Now more than ever we are exposed to more artificial light than we are natural light which isnt really great for your bodys natural sleep/wake cycle, researchers say. In fact, Cancer Epidemiologist Richard Stevens and his team members at UConn Health at the University of Connecticut believe that such overexposure has possible ties to cancer, obesity, diabetes and other health issues. Along with co-author Yong Zhu from Yale University, they explain the known short-term and suspected long-term impacts of circadian disruption in an article published in the British journal Philosophical Transactions of the Royal Society B.
Stevens believes that overexposure to artificial light is an emerging health topic. It's become clear that typical lighting is affecting our physiology," he said. "But lighting can be improved. We're learning that better lighting can reduce these physiological effects. By that we mean dimmer and longer wavelengths in the evening, and avoiding the bright blue of e-readers, tablets and smart phones."

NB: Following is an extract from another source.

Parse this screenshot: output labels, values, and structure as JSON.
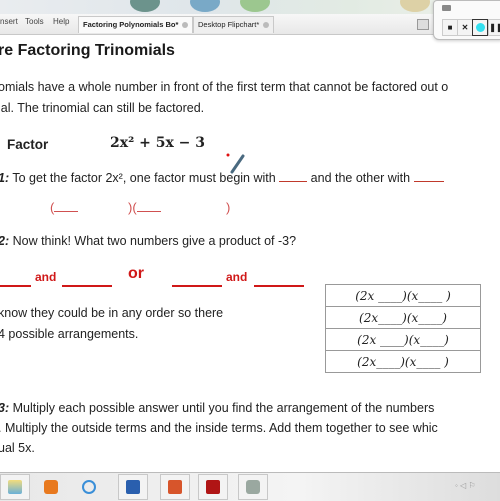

Stevens says those devices emit enough blue light when used in the evening to suppress the sleep-inducing hormone melatonin and disrupt the body's circadian rhythm, the biological mechanism that enables restful sleep. As smartphones and tablets become more commonplace, Stevens recommends a general awareness of how the type of light emitted from these devices affects our biology. He says a recent study comparing people who used e-readers to those who read old-fashioned books in the evening showed a clear difference -- the e-readers showed delayed melatonin onset.
It's a new analysis and synthesis of what we know up to now on the effect of lighting on our health," Stevens continued. "We don't know for certain, but there's growing evidence that the long-term implications of this have ties to breast cancer, obesity, diabetes, and depression, and possibly other cancers. It's about how much light you're getting in the evening. It doesn't mean you have to turn all the lights off at eight every night, it just means if you have a choice between an e-reader and a book, the book is less disruptive to your body clock. At night, the better, more circadian-friendly light is dimmer and, believe it or not, redder, like an incandescent bulb.